Friday, September 12, 2014


On 9/11/2016, I was headed to Morocco for 27 months with the Peace Corps. The plane was fairly empty, and it was a strange feeling to be going to a Muslim country on that day.

As part of that experience, I was involved in training new PCVs and made several trips to Ouarzazate (near the Sahara)...a 90 mile drive (from my village) that took 3 hours in a passenger car...longer by public transportation.  There was a recent article about this road that showed up on FB yesterday.  Here tis:

Thursday, September 11, 2014


As I have not a lot to do at work, I offered to help Kai, my landlady who has contracted with the Department of Ed to help run the Spelling Bees, for a few days.  Here is a photo the three top finishers (out of 39 sixth-grade competitors), along with a couple of officials, and Kai at the podium.  As always, it was fun to see the wide variety of physical sizes of this age group.  It was very exciting when it got down to the elimination round. The short little black girl was the winner.

It was very cool that she introduced me as a Peace Corps Volunteer from America who was also a volunteer with Operation HOPE.  Nice when both of those orgs get publicity for what they do.  This is the first ever for South Africa, so there were some glitches but it ran pretty smoothly. Next is the Nationals in October but I'll be on holiday with my American friends at that time.

Monday, September 01, 2014


Although I make it a point to walk about an hour a day, it became very clear to me yesterday that my walking was not what it was back home...that is, it's been more like a stroll here!  I did a 10K with a friend, and with her encouragement to go my own speed, walked faster. I met my goal of doing it in 90 minutes, but discovered that now the 15-minute mile is quite  hard work, which it hadn't been so much a year ago. And, I am sore today, primarily in my hips.  So I guess competitive walking is likely no longer in my future.  What's the point if it makes my hurt?  However, there were a lot of older walkers ahead of me, so not sure I'm ready to give  up the ghost yet...(who?  me?  competitive?!)   I'll be posting the official results of the walk when they get them online to see just what the outcome was.

Otherwise, at work I have made the revisions to the adult curriculum except for the case study, which I'll complete this week.  Am trying to set up a week in Limpopo (where I did research) with PCV Gilbert to do the program at the adult learning center there with him either this month or in November.

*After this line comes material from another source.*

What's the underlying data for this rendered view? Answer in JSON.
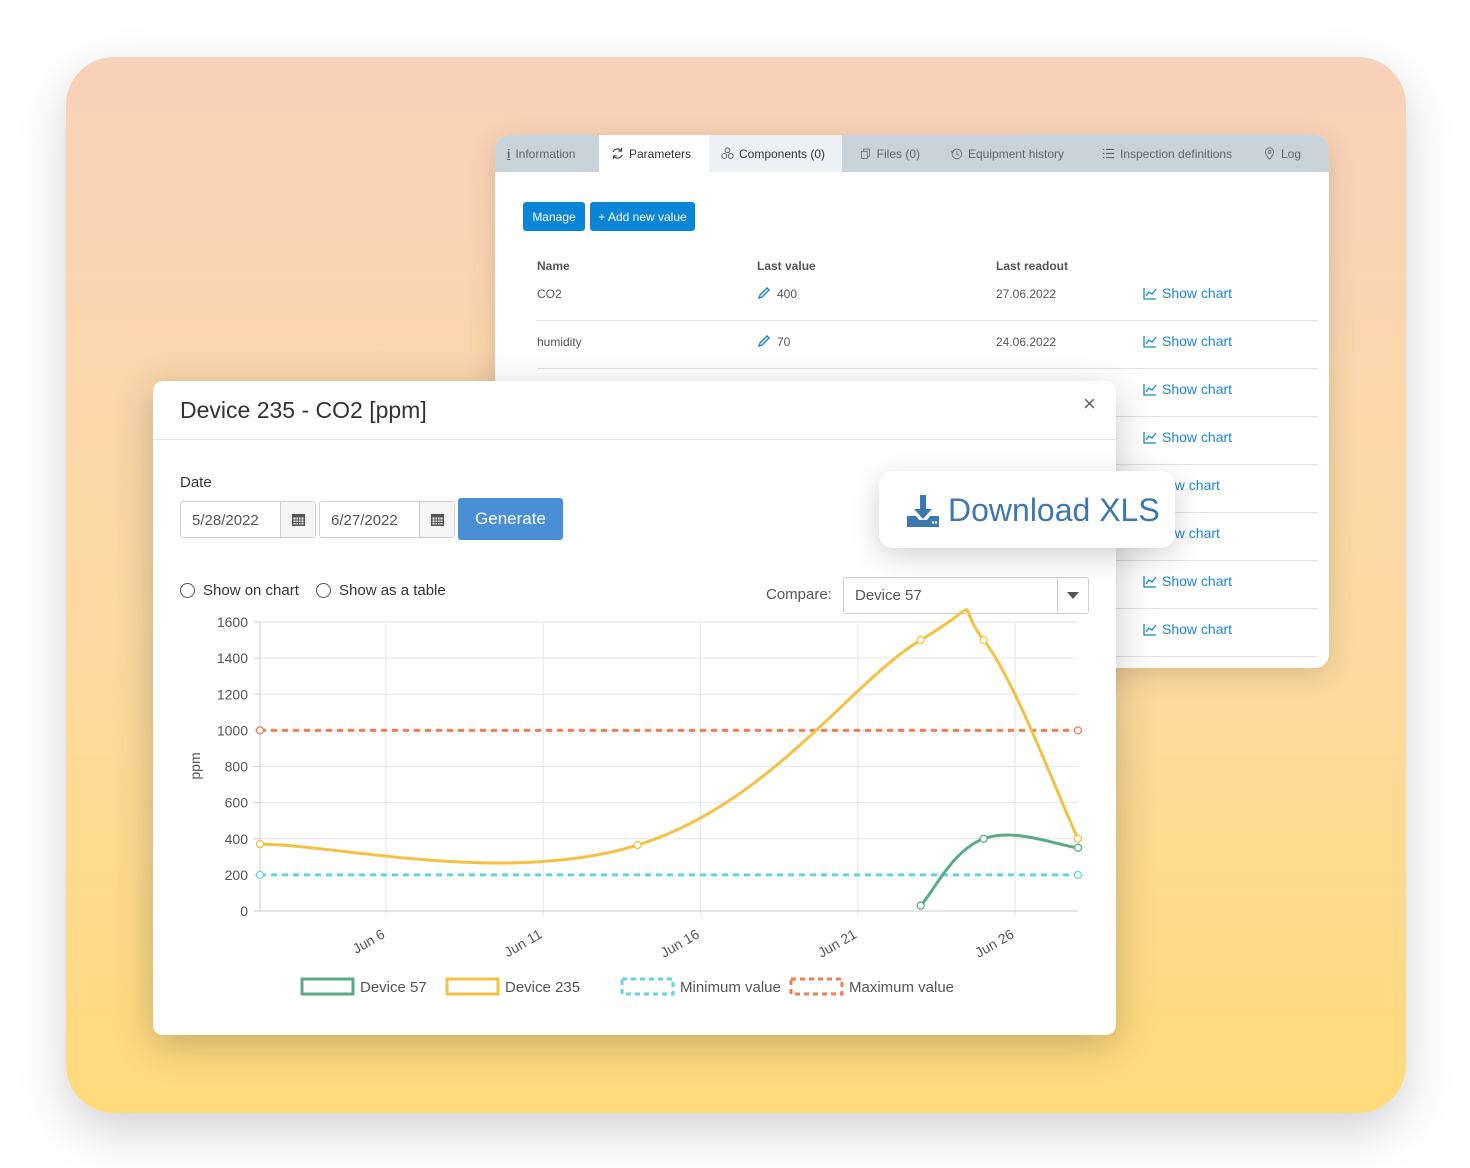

Tuesday, August 26, 2014


One of the teachers here has been doing the Operation HOPE financial literacy program for a number of years, and we were invited out to do a "Financial Walk for Freedom" which was done elsewhere on Mandela Day, but since they were on holiday at that time, we did a delayed talk/walk on Monday afternon.
This is the lobby entrance to the facility. The school is located way out in the middle of nowhere, intentionally, to deter tourists, I think.  After all, it is simply a boarding school and not a museum or tourist attraction, but with Oprah's name on it, it is bound to attract the curious.

Ubuntu means "I am because we are."  This is a verse of their school song.  The school's motto is all about Education Is Our Tomorrow.

Two of the learners were the emcees, and wore the uniforms of green and gold.  The other students wore their casual clothes, as there has been a water shortage in the community lately.

Tshidi doing her presentation.
The audience.  The enrollment is about 270; this presentation was just for certain grades; probably about 150 in attendance.

I got a few minutes to talk about the Peace Corps.

Finished up with a walk around the circumference of the property.